------ Material for this task ------
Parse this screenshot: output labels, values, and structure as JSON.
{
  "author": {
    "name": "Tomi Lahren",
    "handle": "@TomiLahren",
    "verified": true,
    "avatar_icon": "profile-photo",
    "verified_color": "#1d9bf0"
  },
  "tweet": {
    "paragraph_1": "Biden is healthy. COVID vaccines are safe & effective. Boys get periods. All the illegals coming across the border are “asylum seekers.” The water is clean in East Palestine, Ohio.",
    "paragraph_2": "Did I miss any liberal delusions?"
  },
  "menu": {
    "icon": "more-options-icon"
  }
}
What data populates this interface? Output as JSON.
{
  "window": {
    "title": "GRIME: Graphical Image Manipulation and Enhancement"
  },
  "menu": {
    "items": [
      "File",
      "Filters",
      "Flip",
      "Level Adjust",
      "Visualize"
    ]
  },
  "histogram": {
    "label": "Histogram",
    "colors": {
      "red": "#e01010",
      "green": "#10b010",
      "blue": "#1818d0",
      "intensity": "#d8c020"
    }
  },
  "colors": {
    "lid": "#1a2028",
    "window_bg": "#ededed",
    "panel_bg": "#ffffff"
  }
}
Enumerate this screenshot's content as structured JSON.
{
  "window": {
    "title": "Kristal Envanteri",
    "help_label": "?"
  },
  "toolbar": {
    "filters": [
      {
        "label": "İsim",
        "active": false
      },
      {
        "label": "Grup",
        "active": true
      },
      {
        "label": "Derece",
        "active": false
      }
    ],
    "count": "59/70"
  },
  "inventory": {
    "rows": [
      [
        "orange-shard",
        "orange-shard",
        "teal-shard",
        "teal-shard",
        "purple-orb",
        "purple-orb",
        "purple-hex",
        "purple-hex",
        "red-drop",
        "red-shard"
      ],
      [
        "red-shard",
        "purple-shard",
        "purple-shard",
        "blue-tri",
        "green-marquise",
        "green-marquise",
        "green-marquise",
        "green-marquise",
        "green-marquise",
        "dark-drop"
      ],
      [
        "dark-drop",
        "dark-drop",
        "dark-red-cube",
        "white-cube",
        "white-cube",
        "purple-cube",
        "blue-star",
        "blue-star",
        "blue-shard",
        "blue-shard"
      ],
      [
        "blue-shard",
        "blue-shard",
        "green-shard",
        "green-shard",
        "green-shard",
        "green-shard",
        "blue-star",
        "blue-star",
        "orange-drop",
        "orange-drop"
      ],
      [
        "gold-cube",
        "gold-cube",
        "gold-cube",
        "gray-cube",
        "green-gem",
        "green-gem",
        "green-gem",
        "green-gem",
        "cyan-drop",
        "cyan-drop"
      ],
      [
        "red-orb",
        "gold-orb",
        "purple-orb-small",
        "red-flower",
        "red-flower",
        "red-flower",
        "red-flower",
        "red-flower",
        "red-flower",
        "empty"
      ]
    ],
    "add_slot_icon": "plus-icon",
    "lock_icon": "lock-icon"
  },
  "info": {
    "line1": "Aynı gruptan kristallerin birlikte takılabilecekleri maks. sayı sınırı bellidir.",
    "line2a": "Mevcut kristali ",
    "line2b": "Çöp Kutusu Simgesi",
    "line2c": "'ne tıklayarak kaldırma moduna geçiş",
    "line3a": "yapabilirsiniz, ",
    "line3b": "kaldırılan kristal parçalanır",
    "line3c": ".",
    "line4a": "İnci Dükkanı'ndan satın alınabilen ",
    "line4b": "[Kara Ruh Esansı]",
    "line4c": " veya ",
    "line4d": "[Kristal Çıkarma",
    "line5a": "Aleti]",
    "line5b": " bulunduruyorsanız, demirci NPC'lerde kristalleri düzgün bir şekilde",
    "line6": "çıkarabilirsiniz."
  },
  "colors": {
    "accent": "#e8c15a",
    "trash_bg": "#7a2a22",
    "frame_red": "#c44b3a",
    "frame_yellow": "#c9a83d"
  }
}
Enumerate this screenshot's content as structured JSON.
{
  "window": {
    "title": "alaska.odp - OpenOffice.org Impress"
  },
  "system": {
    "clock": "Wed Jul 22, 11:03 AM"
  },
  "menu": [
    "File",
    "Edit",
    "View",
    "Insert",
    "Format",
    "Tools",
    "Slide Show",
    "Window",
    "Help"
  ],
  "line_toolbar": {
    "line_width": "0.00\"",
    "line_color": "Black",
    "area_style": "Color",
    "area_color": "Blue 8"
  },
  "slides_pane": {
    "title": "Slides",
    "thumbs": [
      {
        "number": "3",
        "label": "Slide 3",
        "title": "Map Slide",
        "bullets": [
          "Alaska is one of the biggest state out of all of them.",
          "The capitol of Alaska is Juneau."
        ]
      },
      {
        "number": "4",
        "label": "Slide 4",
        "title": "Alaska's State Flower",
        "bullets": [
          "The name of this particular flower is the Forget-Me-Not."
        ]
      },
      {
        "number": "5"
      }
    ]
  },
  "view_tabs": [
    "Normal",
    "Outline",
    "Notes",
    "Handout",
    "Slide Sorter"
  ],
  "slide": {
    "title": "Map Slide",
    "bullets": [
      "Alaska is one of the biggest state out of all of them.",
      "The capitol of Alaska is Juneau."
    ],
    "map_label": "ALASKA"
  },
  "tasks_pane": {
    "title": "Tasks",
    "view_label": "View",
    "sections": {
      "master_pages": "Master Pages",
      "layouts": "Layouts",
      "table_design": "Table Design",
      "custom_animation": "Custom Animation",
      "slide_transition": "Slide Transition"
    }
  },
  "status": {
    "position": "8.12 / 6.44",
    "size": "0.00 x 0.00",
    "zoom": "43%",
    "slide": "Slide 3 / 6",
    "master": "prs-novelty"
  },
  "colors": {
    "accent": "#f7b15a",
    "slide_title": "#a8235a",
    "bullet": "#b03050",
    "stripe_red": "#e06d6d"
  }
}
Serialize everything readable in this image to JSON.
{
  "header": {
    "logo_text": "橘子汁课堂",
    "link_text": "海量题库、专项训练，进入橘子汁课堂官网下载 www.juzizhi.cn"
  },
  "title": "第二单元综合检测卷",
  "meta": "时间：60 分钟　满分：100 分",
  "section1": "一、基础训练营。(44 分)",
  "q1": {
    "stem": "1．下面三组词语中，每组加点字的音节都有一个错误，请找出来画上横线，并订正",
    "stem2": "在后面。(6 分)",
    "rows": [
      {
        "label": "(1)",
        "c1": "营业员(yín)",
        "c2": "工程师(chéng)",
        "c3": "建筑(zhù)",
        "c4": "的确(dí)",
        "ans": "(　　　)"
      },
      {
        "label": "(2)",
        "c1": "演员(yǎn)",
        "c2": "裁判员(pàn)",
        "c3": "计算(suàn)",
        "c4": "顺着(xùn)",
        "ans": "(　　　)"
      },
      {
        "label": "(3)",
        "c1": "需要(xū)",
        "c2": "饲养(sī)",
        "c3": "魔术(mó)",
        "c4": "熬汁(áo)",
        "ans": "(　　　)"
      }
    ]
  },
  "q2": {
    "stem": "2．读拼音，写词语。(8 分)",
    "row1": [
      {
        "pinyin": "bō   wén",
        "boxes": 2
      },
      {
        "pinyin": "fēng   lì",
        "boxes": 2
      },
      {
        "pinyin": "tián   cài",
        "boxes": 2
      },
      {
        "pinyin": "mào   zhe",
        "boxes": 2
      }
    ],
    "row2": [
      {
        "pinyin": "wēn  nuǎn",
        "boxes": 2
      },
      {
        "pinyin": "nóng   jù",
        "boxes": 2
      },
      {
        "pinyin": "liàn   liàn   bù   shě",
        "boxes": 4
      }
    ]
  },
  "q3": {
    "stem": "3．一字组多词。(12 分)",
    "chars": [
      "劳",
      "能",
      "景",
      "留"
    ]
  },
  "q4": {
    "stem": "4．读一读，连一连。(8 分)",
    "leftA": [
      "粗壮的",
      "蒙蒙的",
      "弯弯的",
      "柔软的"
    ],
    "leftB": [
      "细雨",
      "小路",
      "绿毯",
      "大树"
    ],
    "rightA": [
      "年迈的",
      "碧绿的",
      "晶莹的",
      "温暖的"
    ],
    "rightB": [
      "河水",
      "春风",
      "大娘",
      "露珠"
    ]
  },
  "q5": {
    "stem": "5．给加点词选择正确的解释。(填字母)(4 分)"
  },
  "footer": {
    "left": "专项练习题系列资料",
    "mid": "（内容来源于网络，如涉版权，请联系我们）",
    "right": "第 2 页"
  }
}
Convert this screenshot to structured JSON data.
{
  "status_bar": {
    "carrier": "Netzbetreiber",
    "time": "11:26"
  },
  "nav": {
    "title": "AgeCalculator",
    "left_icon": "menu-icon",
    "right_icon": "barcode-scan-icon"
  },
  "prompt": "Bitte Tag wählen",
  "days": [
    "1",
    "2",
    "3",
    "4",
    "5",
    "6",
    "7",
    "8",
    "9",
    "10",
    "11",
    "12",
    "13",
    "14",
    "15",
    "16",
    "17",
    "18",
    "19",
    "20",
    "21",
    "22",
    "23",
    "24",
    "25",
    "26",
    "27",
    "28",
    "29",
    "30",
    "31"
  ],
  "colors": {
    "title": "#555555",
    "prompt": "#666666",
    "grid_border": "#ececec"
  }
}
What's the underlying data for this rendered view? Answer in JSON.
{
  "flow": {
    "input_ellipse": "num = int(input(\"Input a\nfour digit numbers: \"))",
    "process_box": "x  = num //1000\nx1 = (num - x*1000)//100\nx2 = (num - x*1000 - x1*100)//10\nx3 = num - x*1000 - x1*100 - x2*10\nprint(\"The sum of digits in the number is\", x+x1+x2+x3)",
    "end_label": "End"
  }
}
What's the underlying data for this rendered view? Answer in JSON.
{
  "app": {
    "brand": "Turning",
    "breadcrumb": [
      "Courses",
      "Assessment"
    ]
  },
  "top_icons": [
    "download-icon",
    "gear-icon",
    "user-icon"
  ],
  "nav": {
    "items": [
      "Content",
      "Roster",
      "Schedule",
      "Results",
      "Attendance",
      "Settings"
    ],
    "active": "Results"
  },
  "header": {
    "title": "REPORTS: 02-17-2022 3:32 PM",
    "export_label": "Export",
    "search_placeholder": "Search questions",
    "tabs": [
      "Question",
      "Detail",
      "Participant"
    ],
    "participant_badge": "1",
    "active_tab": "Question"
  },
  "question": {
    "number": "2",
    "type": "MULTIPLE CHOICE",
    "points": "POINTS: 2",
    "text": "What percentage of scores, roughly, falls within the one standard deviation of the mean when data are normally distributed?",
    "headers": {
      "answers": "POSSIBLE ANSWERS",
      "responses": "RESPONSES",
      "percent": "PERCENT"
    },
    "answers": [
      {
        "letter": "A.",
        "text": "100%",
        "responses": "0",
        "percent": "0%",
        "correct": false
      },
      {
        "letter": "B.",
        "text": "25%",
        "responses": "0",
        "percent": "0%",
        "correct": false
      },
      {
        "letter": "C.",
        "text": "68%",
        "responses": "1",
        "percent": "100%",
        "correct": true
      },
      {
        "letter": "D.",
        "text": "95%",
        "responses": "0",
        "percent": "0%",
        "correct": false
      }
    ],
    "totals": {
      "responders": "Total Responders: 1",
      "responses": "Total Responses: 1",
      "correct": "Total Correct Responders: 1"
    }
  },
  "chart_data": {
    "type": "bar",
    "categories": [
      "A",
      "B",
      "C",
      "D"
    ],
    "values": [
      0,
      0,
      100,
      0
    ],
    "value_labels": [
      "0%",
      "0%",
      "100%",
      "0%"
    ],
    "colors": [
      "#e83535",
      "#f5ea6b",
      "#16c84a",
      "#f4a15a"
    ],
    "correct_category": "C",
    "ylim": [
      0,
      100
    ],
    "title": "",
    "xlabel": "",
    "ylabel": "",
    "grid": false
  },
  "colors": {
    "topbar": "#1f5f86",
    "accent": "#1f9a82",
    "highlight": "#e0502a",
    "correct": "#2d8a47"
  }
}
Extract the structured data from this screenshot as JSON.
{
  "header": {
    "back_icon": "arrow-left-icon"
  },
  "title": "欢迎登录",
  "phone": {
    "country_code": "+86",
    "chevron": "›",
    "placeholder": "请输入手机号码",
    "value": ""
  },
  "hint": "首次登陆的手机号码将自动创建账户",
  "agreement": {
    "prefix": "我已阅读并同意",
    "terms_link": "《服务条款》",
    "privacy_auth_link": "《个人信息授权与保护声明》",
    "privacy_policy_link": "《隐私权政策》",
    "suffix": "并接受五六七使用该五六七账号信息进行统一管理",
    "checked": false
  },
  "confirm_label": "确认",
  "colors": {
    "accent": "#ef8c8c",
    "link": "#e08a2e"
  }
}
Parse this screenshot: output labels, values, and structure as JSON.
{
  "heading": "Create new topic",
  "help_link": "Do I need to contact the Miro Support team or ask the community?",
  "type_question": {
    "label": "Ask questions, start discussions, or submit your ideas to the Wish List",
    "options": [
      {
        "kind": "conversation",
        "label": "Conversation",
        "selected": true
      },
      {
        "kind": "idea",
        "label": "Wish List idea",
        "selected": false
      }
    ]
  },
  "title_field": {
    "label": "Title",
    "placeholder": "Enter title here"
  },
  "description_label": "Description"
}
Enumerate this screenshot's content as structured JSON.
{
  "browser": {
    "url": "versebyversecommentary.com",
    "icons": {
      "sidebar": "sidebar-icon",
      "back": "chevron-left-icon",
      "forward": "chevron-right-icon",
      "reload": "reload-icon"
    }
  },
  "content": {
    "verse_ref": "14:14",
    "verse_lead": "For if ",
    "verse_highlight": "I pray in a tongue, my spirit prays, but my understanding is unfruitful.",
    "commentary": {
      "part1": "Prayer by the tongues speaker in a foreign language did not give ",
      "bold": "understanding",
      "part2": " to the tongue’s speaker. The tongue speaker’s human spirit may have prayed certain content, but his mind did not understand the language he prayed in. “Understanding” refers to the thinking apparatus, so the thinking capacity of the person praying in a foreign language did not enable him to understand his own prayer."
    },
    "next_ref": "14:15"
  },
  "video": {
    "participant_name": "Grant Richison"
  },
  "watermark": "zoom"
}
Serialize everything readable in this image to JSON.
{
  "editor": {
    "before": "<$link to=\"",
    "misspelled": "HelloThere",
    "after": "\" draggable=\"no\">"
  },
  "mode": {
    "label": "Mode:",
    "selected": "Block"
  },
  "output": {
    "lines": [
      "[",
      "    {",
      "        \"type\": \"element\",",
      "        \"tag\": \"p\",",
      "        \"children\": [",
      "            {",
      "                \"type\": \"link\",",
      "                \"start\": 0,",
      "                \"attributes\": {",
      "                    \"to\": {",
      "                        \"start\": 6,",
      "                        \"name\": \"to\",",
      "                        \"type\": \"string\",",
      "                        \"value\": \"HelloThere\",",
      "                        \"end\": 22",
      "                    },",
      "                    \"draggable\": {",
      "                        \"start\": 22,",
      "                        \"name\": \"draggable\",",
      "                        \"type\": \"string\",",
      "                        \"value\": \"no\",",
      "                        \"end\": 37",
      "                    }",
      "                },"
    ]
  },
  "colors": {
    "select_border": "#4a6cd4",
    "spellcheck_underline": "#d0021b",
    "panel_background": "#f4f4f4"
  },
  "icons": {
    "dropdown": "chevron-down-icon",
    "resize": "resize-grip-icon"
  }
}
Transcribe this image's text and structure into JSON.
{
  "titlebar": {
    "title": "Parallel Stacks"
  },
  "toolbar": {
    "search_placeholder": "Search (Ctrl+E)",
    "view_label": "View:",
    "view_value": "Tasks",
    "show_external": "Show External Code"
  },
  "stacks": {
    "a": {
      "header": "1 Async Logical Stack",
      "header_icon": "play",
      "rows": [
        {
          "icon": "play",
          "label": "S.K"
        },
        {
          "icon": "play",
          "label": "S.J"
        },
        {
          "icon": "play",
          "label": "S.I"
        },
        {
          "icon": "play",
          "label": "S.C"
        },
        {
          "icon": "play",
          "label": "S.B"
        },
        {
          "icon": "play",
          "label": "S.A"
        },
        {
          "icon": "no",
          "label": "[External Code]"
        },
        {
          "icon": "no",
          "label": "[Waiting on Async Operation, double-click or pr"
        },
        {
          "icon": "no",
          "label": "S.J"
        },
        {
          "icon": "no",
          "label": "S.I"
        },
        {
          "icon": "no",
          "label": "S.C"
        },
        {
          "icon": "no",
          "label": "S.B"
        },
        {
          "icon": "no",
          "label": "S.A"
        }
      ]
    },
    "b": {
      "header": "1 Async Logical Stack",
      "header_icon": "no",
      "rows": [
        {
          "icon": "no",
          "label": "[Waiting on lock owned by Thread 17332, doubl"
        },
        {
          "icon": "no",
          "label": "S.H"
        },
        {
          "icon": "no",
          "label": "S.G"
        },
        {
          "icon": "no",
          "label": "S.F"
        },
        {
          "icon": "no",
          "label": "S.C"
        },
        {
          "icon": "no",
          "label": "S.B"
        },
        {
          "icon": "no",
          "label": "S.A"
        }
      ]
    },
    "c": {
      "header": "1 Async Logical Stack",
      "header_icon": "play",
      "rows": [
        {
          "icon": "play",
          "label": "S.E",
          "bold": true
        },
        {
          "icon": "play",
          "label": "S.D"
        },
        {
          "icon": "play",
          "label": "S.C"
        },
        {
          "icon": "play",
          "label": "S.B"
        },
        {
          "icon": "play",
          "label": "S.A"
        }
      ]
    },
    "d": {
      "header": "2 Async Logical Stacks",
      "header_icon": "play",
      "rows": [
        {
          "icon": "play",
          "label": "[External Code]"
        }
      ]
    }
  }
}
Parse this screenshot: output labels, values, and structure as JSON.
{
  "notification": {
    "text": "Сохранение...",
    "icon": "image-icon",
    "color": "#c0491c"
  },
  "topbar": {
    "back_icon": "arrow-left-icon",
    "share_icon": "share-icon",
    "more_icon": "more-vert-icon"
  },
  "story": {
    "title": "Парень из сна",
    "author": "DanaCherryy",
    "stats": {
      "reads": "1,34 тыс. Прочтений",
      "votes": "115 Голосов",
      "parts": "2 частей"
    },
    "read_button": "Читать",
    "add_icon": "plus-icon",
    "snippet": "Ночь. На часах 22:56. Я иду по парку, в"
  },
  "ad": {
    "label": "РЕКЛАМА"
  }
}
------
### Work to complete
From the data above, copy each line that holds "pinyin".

### Answer to this problem
        "pinyin": "bō   wén",
        "pinyin": "fēng   lì",
        "pinyin": "tián   cài",
        "pinyin": "mào   zhe",
        "pinyin": "wēn  nuǎn",
        "pinyin": "nóng   jù",
        "pinyin": "liàn   liàn   bù   shě",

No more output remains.